Adopting agile in the latest Membership Programme incarnation at the Financial Times many years ago started to make a change.  The concept of starting to break work into smaller pieces and working much closer to one unit as a team removed the big bang approach of these problems.  Ultimately they still existed.  Like most development teams our testers were outnumbered by developers, but ultimately had as much if not more to do.  The introduction of automated testing if anything made matters worse.  When you’re new to agile you can struggle to work out where to build automated tests into the process.  We agreed that they needed to be part of the sprint from day one, but this meant we still had split skill-sets – manual and automated testers.  Both were needed to get the work done. Continue reading “Removing the Tester Safety Net”

Splunk HTTP Event Collector: Direct pipe to Splunk

In August 2016 the FT switched from on-premises Splunk to Splunk Cloud (SaaS). Since then we have seen big improvements in the service:

  1. Searches are faster than ever before
  2. Uptime is near 100%
  3. New features and security updates are deployed frequently

One interesting new feature of Splunk Cloud is called HTTP Event Collector (HEC). HEC is an API that enables applications to send data directly to Splunk without having to rely on intermediate forwarder nodes. Token-based authentication and SSL encryption ensures that communication between peers is secure.

HEC supports raw and JSON formatted event payloads. Using JSON formatted payloads enables to batch multiple events into single JSON document which makes data delivery more efficient as multiple events can be delivered within a single HTTP request.

Time before HEC

Before I dive into technical details let’s look at what motivated us to start looking at HEC.

I’m a member of the Integration Engineering team and I’m currently embedded in Universal Publishing (UP) team. The problem that I was recently asked to investigate relates to log delivery to Splunk Cloud. Logs sent from UP clusters took several hours to appear in Splunk. This caused various issues with Splunk dashboards and alerts, and slowed down troubleshooting process as we didn’t have data instantly available in Splunk.

The following screenshot highlights the issue where event that was logged at 7:45am (see Real Timestamp) appears in Splunk 8 hours and 45 minutes later at 4:30pm (see Splunk Timestamp). Continue reading “Splunk HTTP Event Collector: Direct pipe to Splunk”

Tuning Varnish Cache

The FT recently sent me on a Varnish administration course run by Varnish Software; based just around the corner from our London office.

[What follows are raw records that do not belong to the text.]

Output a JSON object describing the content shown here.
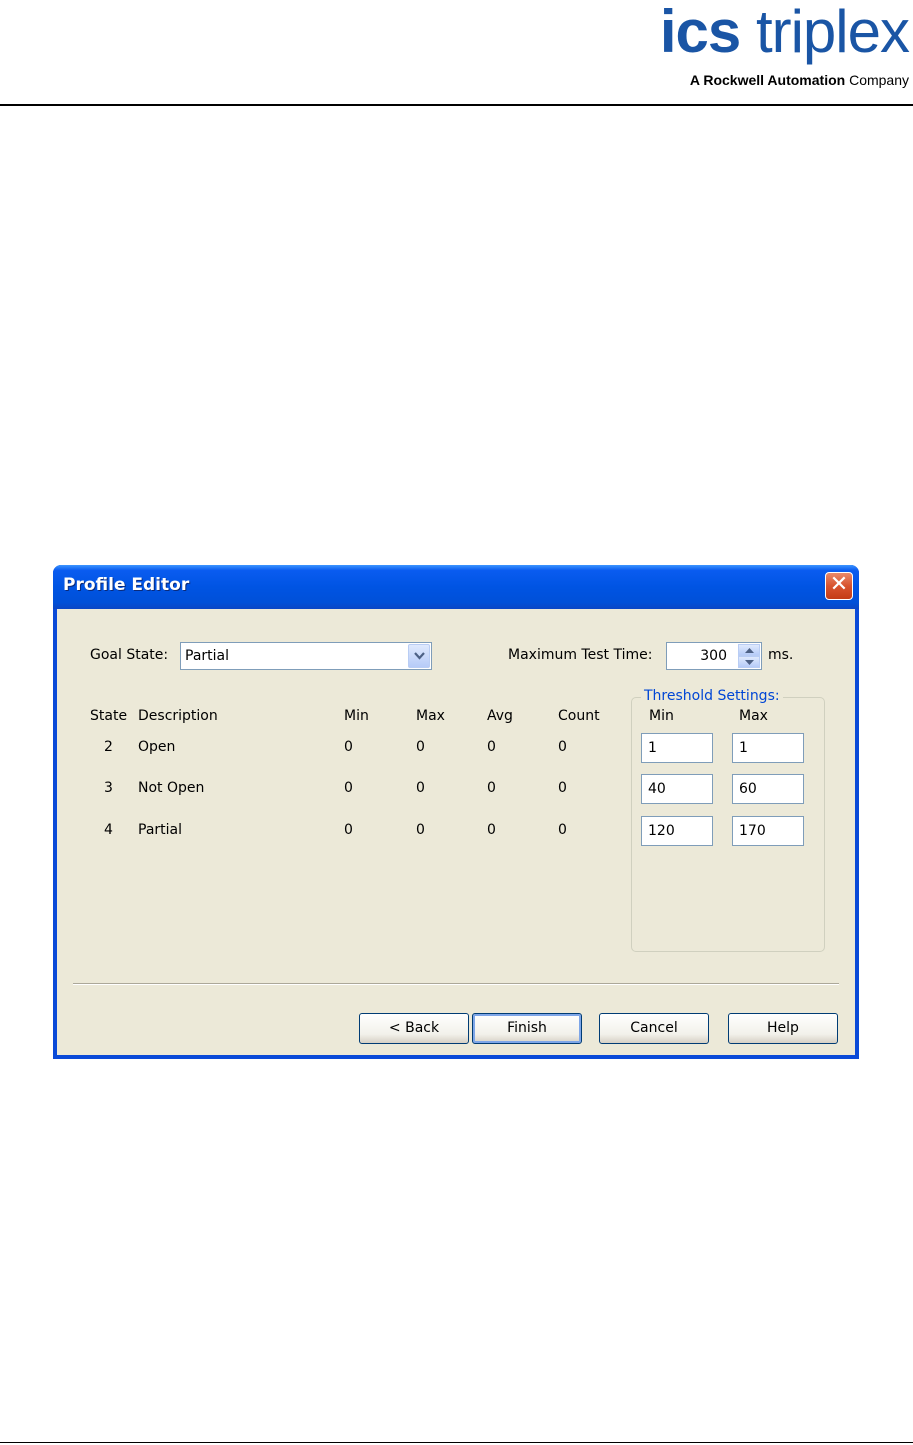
{
  "header": {
    "logo_ics": "ics",
    "logo_triplex": "triplex",
    "logo_tagline_bold": "A Rockwell Automation",
    "logo_tagline_rest": "Company"
  },
  "dialog": {
    "title": "Profile Editor",
    "close_glyph": "✕",
    "goal_state_label": "Goal State:",
    "goal_state_value": "Partial",
    "max_test_time_label": "Maximum Test Time:",
    "max_test_time_value": "300",
    "max_test_time_unit": "ms.",
    "threshold_title": "Threshold Settings:",
    "columns": {
      "state": "State",
      "description": "Description",
      "min": "Min",
      "max": "Max",
      "avg": "Avg",
      "count": "Count",
      "threshold_min": "Min",
      "threshold_max": "Max"
    },
    "rows": [
      {
        "state": "2",
        "description": "Open",
        "min": "0",
        "max": "0",
        "avg": "0",
        "count": "0",
        "thr_min": "1",
        "thr_max": "1"
      },
      {
        "state": "3",
        "description": "Not Open",
        "min": "0",
        "max": "0",
        "avg": "0",
        "count": "0",
        "thr_min": "40",
        "thr_max": "60"
      },
      {
        "state": "4",
        "description": "Partial",
        "min": "0",
        "max": "0",
        "avg": "0",
        "count": "0",
        "thr_min": "120",
        "thr_max": "170"
      }
    ],
    "buttons": {
      "back": "< Back",
      "finish": "Finish",
      "cancel": "Cancel",
      "help": "Help"
    }
  },
  "colors": {
    "title_bar": "#0054e3",
    "dialog_face": "#ece9d8",
    "group_title": "#0046d5",
    "logo_blue": "#1a55a5"
  }
}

Varnishing the floor.

It was a brilliant two days of learning all about Varnish cache and the VCL language, making good use of The Varnish Book for course material.

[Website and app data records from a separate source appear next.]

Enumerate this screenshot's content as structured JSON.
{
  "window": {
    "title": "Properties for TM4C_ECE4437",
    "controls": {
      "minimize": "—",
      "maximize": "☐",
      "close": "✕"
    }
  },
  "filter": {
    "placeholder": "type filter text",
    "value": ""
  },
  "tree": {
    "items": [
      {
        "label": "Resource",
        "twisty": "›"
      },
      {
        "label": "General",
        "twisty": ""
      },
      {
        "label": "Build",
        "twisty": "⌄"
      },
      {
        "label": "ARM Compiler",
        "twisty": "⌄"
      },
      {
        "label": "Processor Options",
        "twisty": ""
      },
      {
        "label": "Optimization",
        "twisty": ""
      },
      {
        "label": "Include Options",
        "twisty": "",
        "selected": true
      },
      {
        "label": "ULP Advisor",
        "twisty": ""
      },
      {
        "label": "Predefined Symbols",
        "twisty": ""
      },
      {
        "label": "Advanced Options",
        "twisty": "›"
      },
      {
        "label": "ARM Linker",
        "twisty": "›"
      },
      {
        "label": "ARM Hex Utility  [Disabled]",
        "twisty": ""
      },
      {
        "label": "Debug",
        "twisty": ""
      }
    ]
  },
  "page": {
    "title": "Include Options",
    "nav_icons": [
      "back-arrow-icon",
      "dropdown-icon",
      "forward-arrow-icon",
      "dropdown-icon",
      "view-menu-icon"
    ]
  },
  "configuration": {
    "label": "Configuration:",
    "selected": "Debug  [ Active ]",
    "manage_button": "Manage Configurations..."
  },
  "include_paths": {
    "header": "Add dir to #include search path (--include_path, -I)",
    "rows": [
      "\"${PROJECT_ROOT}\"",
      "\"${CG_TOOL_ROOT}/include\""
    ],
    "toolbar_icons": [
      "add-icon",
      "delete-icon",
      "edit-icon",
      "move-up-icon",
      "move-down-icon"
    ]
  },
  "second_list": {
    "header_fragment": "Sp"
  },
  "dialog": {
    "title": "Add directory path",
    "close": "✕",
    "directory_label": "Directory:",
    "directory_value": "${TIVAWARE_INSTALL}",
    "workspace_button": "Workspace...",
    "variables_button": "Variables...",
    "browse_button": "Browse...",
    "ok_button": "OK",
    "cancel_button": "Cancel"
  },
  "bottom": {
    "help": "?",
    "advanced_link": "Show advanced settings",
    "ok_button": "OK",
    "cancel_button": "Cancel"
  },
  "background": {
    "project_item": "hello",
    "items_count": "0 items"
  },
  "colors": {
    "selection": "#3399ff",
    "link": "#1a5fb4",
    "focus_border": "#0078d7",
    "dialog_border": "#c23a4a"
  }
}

Here are some tips on tuning Varnish cache that we discussed during the course. Continue reading “Tuning Varnish Cache”

The case for accessibility

FT.com for everyone. Always.

At the Financial Times we’ve recently released a new version of our website, FT.com. “Next FT”, as we’ve come to know it, is now the default experience for our users, and so far it’s proving to be a great one: It’s faster, it’s nicer, it’s better; a success across the board [1][2]. Yet there’s an aspect of our new site we have largely overlooked: accessibility (a11y).

The new FT.com
The new FT.com

In this post we will explore what web accessibility is, why it’s important, the current state of accessibility at FT.com and the work we’re doing to improve it.

This will be the first of a series of posts that will document our progress on web accessibility at FT.com. Continue reading “The case for accessibility”